Physical Therapy: Exercises
The best treatment is appropriate exercises to stimulate tendon healing. Your physical therapist may mention the concept of “modified tension.” Tendons are composed of collagen fibers. During movement, tension through these collagen fibers sends a signal to the body to make new, stronger fibers. The amount of collagen tension is important. Too little tension (I.e. complete inactivity of the tendon) and the collagen fibers break down. Too much tension, the collagen fibers also breaks down due to an inability to handle the load. In both situations, the tendon is weaker. A physical therapist will be able to modify your exercises to achieve the right amount of tension to stimulate tendon healing.
How the tension is applied through exercise matters, as well. An in-depth discussion of concentric and eccentric loading of muscles is beyond the scope of this article. But, in general, recent research supports the use of eccentric loading for better collagen healing. Eccentric loading is when the muscle lengthens while under a load such as a dumbbell. Your physical therapist will prescribe the correct exercises for you.
Heat or Ice?
A question frequently asked is whether heat or ice is better for this type of condition. The majority of the time ice is best. The sensation of heat does feel good; and may decrease muscle guarding. However, heating collagen actually weakens it. Weak collagen is the opposite of what you need to recover. Most people ice their injuries for much longer than is beneficial. This is good news if you are not a big fan of ice! 5 minutes maximum is all you normally need unless your ice pack is wrapped in thick layers. Use a pillow case instead if this is the case. Depending on the severity of pain, you might need to ice anywhere from 3 times a day to every hour while awake. Your skin should not be red when you remove the ice pack. If it is-decrease the application time in the future. Ice is beneficial for pain control. Pain control occurs by numbing the nerves temporarily and reducing muscle guarding.
Non-steroidal Anti-Inflammatory Drugs (NSAID’s)
NSAID’s are commonly prescribed for many health conditions.
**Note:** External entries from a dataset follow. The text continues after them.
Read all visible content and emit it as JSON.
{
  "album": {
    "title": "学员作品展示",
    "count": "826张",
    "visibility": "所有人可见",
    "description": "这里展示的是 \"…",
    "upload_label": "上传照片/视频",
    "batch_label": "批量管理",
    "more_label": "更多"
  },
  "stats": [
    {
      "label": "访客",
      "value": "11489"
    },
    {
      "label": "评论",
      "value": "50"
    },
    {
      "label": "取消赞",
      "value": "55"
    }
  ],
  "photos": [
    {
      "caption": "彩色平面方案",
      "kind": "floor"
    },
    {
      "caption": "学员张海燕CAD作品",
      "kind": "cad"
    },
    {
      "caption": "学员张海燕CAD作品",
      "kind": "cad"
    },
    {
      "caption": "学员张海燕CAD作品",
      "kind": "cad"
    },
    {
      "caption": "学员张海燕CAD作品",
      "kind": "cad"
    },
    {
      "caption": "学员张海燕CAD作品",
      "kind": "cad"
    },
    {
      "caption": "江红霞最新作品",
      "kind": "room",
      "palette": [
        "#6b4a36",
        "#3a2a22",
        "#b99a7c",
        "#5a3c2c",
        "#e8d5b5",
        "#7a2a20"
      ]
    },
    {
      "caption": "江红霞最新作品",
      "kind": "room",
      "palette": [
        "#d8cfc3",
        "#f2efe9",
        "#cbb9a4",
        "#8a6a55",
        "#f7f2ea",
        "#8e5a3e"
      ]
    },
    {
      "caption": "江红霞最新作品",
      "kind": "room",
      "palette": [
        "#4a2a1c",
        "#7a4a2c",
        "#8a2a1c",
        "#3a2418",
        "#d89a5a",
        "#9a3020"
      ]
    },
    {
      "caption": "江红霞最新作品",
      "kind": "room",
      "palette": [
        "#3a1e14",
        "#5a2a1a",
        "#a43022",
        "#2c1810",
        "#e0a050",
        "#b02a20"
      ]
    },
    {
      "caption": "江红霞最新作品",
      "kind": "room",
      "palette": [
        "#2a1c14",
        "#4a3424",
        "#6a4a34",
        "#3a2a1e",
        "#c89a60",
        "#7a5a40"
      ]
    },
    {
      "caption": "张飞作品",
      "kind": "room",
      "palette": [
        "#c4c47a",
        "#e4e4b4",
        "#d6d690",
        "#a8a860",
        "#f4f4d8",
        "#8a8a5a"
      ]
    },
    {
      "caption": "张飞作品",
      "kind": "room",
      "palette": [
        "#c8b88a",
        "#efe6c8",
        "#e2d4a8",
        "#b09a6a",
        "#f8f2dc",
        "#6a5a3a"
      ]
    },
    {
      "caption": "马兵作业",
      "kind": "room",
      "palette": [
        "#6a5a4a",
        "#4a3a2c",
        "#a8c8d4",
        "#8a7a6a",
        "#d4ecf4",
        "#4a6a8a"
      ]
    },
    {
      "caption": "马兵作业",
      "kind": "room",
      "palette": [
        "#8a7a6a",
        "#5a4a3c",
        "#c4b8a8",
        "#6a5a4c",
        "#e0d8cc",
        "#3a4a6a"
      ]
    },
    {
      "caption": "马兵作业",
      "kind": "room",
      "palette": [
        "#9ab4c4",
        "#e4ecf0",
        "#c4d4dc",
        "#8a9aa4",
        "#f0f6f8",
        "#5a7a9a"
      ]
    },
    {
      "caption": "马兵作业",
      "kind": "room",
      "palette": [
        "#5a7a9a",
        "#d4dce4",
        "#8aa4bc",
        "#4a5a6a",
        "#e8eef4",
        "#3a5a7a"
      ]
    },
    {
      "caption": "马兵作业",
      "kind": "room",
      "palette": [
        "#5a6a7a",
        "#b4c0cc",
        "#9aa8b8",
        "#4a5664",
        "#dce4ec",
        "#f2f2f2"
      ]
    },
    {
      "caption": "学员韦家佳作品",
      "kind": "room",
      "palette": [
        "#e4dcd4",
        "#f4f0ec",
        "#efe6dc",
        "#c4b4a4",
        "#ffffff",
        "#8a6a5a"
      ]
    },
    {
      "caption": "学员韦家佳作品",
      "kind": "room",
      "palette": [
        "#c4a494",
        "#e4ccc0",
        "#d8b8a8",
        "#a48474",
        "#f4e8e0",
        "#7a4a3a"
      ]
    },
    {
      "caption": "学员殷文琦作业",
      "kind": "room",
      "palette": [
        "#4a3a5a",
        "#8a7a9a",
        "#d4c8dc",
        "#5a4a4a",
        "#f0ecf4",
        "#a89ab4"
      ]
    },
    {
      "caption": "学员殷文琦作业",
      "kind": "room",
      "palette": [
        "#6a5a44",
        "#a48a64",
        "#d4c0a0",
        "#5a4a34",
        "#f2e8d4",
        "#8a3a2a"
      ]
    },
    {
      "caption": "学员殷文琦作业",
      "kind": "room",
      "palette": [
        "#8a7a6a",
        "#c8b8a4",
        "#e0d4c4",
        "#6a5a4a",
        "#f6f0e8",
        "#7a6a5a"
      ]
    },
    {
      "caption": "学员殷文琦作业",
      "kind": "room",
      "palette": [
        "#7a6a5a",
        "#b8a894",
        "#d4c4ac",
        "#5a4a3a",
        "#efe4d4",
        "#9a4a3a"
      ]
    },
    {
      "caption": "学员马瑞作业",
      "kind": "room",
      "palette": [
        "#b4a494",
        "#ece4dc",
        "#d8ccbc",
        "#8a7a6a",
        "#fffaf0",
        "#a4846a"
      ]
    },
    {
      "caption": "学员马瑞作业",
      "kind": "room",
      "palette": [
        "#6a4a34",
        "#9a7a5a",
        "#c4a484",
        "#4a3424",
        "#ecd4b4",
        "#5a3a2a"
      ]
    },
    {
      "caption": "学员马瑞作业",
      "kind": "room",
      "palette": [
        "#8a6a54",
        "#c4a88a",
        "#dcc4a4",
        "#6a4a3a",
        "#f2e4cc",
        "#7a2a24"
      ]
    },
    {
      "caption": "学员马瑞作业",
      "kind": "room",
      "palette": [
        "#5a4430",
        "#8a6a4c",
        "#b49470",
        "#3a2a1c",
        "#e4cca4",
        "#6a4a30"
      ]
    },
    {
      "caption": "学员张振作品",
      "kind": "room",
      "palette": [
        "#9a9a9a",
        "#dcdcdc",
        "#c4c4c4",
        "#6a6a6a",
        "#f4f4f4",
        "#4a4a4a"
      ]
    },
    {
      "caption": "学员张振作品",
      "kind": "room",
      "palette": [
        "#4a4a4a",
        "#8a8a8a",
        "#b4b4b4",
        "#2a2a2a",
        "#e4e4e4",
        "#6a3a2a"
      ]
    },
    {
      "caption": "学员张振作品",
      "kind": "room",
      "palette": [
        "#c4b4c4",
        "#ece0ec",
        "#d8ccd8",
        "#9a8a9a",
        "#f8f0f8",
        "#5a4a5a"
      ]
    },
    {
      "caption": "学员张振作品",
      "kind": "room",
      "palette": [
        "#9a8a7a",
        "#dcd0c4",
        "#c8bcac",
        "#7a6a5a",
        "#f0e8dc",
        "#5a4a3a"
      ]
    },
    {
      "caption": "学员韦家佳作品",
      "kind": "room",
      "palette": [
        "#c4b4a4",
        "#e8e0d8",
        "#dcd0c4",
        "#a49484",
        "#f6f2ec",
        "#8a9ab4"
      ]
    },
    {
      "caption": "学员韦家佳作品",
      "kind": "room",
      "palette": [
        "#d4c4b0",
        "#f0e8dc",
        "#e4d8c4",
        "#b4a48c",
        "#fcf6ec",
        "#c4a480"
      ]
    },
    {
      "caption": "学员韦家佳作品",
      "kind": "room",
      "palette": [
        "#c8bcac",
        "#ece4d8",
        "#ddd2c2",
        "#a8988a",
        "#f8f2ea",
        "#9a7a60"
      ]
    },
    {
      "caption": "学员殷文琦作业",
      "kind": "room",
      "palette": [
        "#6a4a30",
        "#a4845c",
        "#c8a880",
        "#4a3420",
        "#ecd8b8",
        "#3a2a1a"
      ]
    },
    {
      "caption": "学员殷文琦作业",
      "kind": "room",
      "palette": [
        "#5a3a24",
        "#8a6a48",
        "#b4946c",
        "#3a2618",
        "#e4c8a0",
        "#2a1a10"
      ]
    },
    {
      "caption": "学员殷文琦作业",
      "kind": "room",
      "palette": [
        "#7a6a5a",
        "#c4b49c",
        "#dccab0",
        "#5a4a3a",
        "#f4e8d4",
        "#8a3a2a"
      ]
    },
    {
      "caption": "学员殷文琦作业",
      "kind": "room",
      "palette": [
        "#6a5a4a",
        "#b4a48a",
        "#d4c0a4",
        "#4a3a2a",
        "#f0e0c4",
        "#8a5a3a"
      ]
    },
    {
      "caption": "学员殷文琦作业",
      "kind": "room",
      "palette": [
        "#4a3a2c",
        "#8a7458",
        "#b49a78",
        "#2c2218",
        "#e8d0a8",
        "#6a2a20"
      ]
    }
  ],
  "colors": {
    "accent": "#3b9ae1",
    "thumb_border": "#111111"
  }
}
Examples of NSAID’s include ibuprofen, aspirin, and naproxen sodium. NSAID’s, in general, are not helpful since this is not an inflammatory condition. The only case where NSAID’s could be helpful is in reducing pain to allow for early movement. As we previously discussed, modified movement is the best approach to becoming pain-free.
Cortisone injections are not recommended unless the elbow has not improved with physical therapy, and the pain remains severe. The reason is due to more than just an aversion to needles being jabbed into painful joints. The tendon needs to make new, stronger fibers to resolve this condition. Corticosteroids prevent the making of these new, stronger fibers. The medication can decrease pain. However, with the absence of pain, there is also a higher risk of overdoing your activity level.
Wrist Braces and Elbow Straps
Wrist braces and elbow straps are used to rest the painful tendon to allow healing. Preventing movement for long periods of time, however, is detrimental to tendon healing. As you have now learned-tendons need non-painful, repetitive movement to stimulate healing and increase strength. A brace or strap may be appropriate when having to perform tasks that will increase pain (E.g. shoveling snow, construction work, and extended periods of computer work). But, a long period of use is not recommended. Speak with your physical therapist regarding what is the appropriate amount of use for you.
Tennis elbow/lateral epicondylosis is not strictly a sports-related injury. If you believe that you have this condition, see your physician as soon as possible in order to be referred to physical therapy. Modified exercises are the best form of treatment. Other commonly prescribed treatments can actually make your condition worse. Fully resolving the pain may take 3-6 months. However, that time can be dramatically lessened with the right rehabilitation program. Your physical therapist will also be able to teach you how to manage your condition while on the road to recovery.
-Heidi Edwards, PT, MPT, OCS, COMT, CSCS